USC has the image of a grind-it-out football team, and Stanford is known for its sophisticated passing offense.
There was an identity crisis Saturday at the Coliseum. The Trojans were the big-play passing team, while the Cardinal just nibbled away, using short-yardage passes without much success.
USC shocked Stanford in the first half with long passes that set up touchdowns and went on to win, 30-6, before a crowd of 56,837.
The outcome was predictable, and both teams suffered injuries that could have a bearing on the rest of the season.
USC offensive guard Tom Hallock strained a ligament in his right knee in the first quarter and could be inactive for three weeks. His teammate, nose guard Tony Colorito, sprained his left ankle, and his status is questionable for next Saturday's game against Notre Dame at South Bend, Ind.
Stanford also had a serious setback. Quarterback John Paye, who performed courageously in the face of a fierce USC pass rush, has a separated right shoulder. The injury was incurred on Stanford's first series. Still, he remained in the game until the fourth quarter, when he was replaced by Fred Buckley.
X-rays will be taken of his shoulder today or Monday to determine the extent of the injury.
Paye was performing under duress as Colorito and defensive tackles Brent Moore and Matt Koart were constantly in his face.
"You might say that we got our mail in the Stanford backfield," Colorito said.
By winning, USC improved its overall record to 3-2 and 2-1 in the Pacific 10. Stanford, which has lost five straight games, is 1-5 overall and 0-3 in league play.
USC led, 20-0, at halftime, had a lull in the third quarter but was never really in danger of losing.
Tailback Fred Crutcher scored three touchdowns on short runs, and Don Shafer, a shaky field-goal kicker until Saturday, was accurate with kicks measuring 24, 47 and 36 yards.
But the decisive plays came in a most unlikely manner.
On the third play of the game, USC quarterback Sean Salisbury rolled to his right while split end Hank Norman was running unattended downfield.
It was just a question of whether Salisbury's pass would reach Norman, who was behind the Cardinal secondary. It did. Norman gathered in the pass at the Stanford 33-yard line and wasn't halted until he reached the 14. It was a 63-yard play, setting up the Trojans' first touchdown.
"We put the play in this week," Salisbury said. "Their weak cornerback (Walt Harris) had a tendency to go with the flow of the bootleg motion."
Norman said that the cornerback didn't pay any attention to him on his long pass route.

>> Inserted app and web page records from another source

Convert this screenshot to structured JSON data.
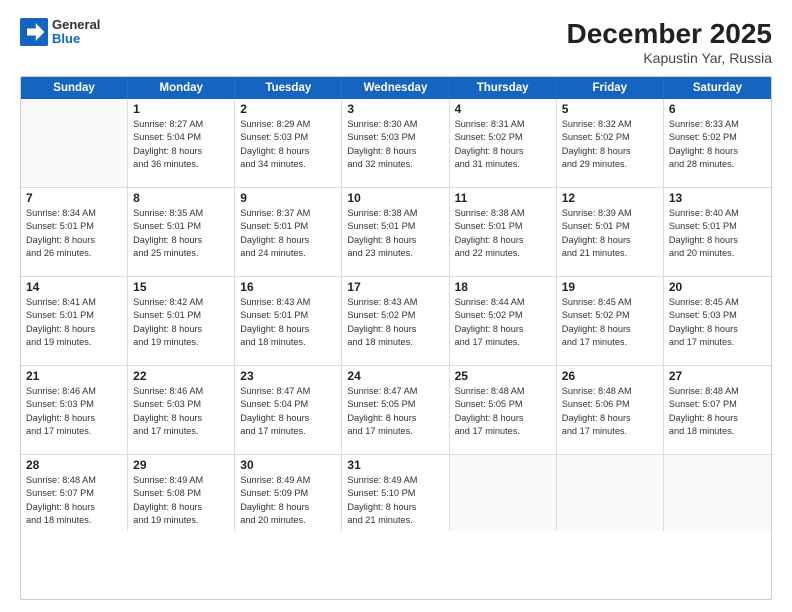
{
  "logo": {
    "general": "General",
    "blue": "Blue"
  },
  "header": {
    "month": "December 2025",
    "location": "Kapustin Yar, Russia"
  },
  "weekdays": [
    "Sunday",
    "Monday",
    "Tuesday",
    "Wednesday",
    "Thursday",
    "Friday",
    "Saturday"
  ],
  "weeks": [
    [
      {
        "day": "",
        "lines": []
      },
      {
        "day": "1",
        "lines": [
          "Sunrise: 8:27 AM",
          "Sunset: 5:04 PM",
          "Daylight: 8 hours",
          "and 36 minutes."
        ]
      },
      {
        "day": "2",
        "lines": [
          "Sunrise: 8:29 AM",
          "Sunset: 5:03 PM",
          "Daylight: 8 hours",
          "and 34 minutes."
        ]
      },
      {
        "day": "3",
        "lines": [
          "Sunrise: 8:30 AM",
          "Sunset: 5:03 PM",
          "Daylight: 8 hours",
          "and 32 minutes."
        ]
      },
      {
        "day": "4",
        "lines": [
          "Sunrise: 8:31 AM",
          "Sunset: 5:02 PM",
          "Daylight: 8 hours",
          "and 31 minutes."
        ]
      },
      {
        "day": "5",
        "lines": [
          "Sunrise: 8:32 AM",
          "Sunset: 5:02 PM",
          "Daylight: 8 hours",
          "and 29 minutes."
        ]
      },
      {
        "day": "6",
        "lines": [
          "Sunrise: 8:33 AM",
          "Sunset: 5:02 PM",
          "Daylight: 8 hours",
          "and 28 minutes."
        ]
      }
    ],
    [
      {
        "day": "7",
        "lines": [
          "Sunrise: 8:34 AM",
          "Sunset: 5:01 PM",
          "Daylight: 8 hours",
          "and 26 minutes."
        ]
      },
      {
        "day": "8",
        "lines": [
          "Sunrise: 8:35 AM",
          "Sunset: 5:01 PM",
          "Daylight: 8 hours",
          "and 25 minutes."
        ]
      },
      {
        "day": "9",
        "lines": [
          "Sunrise: 8:37 AM",
          "Sunset: 5:01 PM",
          "Daylight: 8 hours",
          "and 24 minutes."
        ]
      },
      {
        "day": "10",
        "lines": [
          "Sunrise: 8:38 AM",
          "Sunset: 5:01 PM",
          "Daylight: 8 hours",
          "and 23 minutes."
        ]
      },
      {
        "day": "11",
        "lines": [
          "Sunrise: 8:38 AM",
          "Sunset: 5:01 PM",
          "Daylight: 8 hours",
          "and 22 minutes."
        ]
      },
      {
        "day": "12",
        "lines": [
          "Sunrise: 8:39 AM",
          "Sunset: 5:01 PM",
          "Daylight: 8 hours",
          "and 21 minutes."
        ]
      },
      {
        "day": "13",
        "lines": [
          "Sunrise: 8:40 AM",
          "Sunset: 5:01 PM",
          "Daylight: 8 hours",
          "and 20 minutes."
        ]
      }
    ],
    [
      {
        "day": "14",
        "lines": [
          "Sunrise: 8:41 AM",
          "Sunset: 5:01 PM",
          "Daylight: 8 hours",
          "and 19 minutes."
        ]
      },
      {
        "day": "15",
        "lines": [
          "Sunrise: 8:42 AM",
          "Sunset: 5:01 PM",
          "Daylight: 8 hours",
          "and 19 minutes."
        ]
      },
      {
        "day": "16",
        "lines": [
          "Sunrise: 8:43 AM",
          "Sunset: 5:01 PM",
          "Daylight: 8 hours",
          "and 18 minutes."
        ]
      },
      {
        "day": "17",
        "lines": [
          "Sunrise: 8:43 AM",
          "Sunset: 5:02 PM",
          "Daylight: 8 hours",
          "and 18 minutes."
        ]
      },
      {
        "day": "18",
        "lines": [
          "Sunrise: 8:44 AM",
          "Sunset: 5:02 PM",
          "Daylight: 8 hours",
          "and 17 minutes."
        ]
      },
      {
        "day": "19",
        "lines": [
          "Sunrise: 8:45 AM",
          "Sunset: 5:02 PM",
          "Daylight: 8 hours",
          "and 17 minutes."
        ]
      },
      {
        "day": "20",
        "lines": [
          "Sunrise: 8:45 AM",
          "Sunset: 5:03 PM",
          "Daylight: 8 hours",
          "and 17 minutes."
        ]
      }
    ],
    [
      {
        "day": "21",
        "lines": [
          "Sunrise: 8:46 AM",
          "Sunset: 5:03 PM",
          "Daylight: 8 hours",
          "and 17 minutes."
        ]
      },
      {
        "day": "22",
        "lines": [
          "Sunrise: 8:46 AM",
          "Sunset: 5:03 PM",
          "Daylight: 8 hours",
          "and 17 minutes."
        ]
      },
      {
        "day": "23",
        "lines": [
          "Sunrise: 8:47 AM",
          "Sunset: 5:04 PM",
          "Daylight: 8 hours",
          "and 17 minutes."
        ]
      },
      {
        "day": "24",
        "lines": [
          "Sunrise: 8:47 AM",
          "Sunset: 5:05 PM",
          "Daylight: 8 hours",
          "and 17 minutes."
        ]
      },
      {
        "day": "25",
        "lines": [
          "Sunrise: 8:48 AM",
          "Sunset: 5:05 PM",
          "Daylight: 8 hours",
          "and 17 minutes."
        ]
      },
      {
        "day": "26",
        "lines": [
          "Sunrise: 8:48 AM",
          "Sunset: 5:06 PM",
          "Daylight: 8 hours",
          "and 17 minutes."
        ]
      },
      {
        "day": "27",
        "lines": [
          "Sunrise: 8:48 AM",
          "Sunset: 5:07 PM",
          "Daylight: 8 hours",
          "and 18 minutes."
        ]
      }
    ],
    [
      {
        "day": "28",
        "lines": [
          "Sunrise: 8:48 AM",
          "Sunset: 5:07 PM",
          "Daylight: 8 hours",
          "and 18 minutes."
        ]
      },
      {
        "day": "29",
        "lines": [
          "Sunrise: 8:49 AM",
          "Sunset: 5:08 PM",
          "Daylight: 8 hours",
          "and 19 minutes."
        ]
      },
      {
        "day": "30",
        "lines": [
          "Sunrise: 8:49 AM",
          "Sunset: 5:09 PM",
          "Daylight: 8 hours",
          "and 20 minutes."
        ]
      },
      {
        "day": "31",
        "lines": [
          "Sunrise: 8:49 AM",
          "Sunset: 5:10 PM",
          "Daylight: 8 hours",
          "and 21 minutes."
        ]
      },
      {
        "day": "",
        "lines": []
      },
      {
        "day": "",
        "lines": []
      },
      {
        "day": "",
        "lines": []
      }
    ]
  ]
}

Early in the second quarter, Crutcher took a pitchout and then handed the ball to flanker Randy Tanner. The flanker reverse isn't an unusual play for the Trojans, but Tanner didn't plan on running. He pulled up and threw a 50-yard pass to Norman, who was waiting at the Stanford 25.
Norman was tackled almost immediately, but the stunning play set up USC's second touchdown.
"In the films, Stanford's defensive backs had a tendency to bite on play-action motion," Tanner said. "It took me a long time to throw the pass because I'm short (5-11) and I couldn't see over the linemen."
Tanner, a sophomore, was a part-time quarterback when he played at Bishop Amat High School.
"They'd put me in for a few plays at quarterback because I have a pretty strong arm," he said.
Remarkably, USC attempted only 11 passes in the first half but had more passing yardage, 162 to 140, than Stanford, even though Paye thew 31 times, completing 18.
Most of his passes, though, were medium-range throws. He tried to go deep a few times, but without much success.
"I have all the respect in the world for him (Paye)," Colorito said.
Paye completed some passes while he was falling down, or being hounded into the sideline. He got to know Colorito and his teammates on a first-name basis.
The Trojan tailback tandem of senior Crutcher and freshman Aaron Emanuel was effective against the Cardinal.
Crutcher gained 105 yards on 22 carries, including a neat 19-yard cutback preceding USC's second touchdown. Emanuel was a punishing runner, gaining 122 yards in 21 carries. His 30-yard burst up the middle in the fourth quarter set up USC's last touchdown.
It was the first time since 1978 in a game against California that USC has had two 100-yard rushers. Charles White and Lynn Cain, now with the Rams, accomplished the feat then.
Even though USC was a big-play passing team, Salisbury didn't have a good day overall. He completed only 5 of 14 passes for 92 yards--with 63 yards coming on one throw.
"I didn't play well and I have no reason for it," Salisbury said. "If it was a final examination, I would have flunked. But I'm a very confident person and I'll have a hell of a game next week."
Rodney Peete, a redshirt freshman, replaced Salisbury in the fourth quarter and directed USC to its only touchdown in the second half.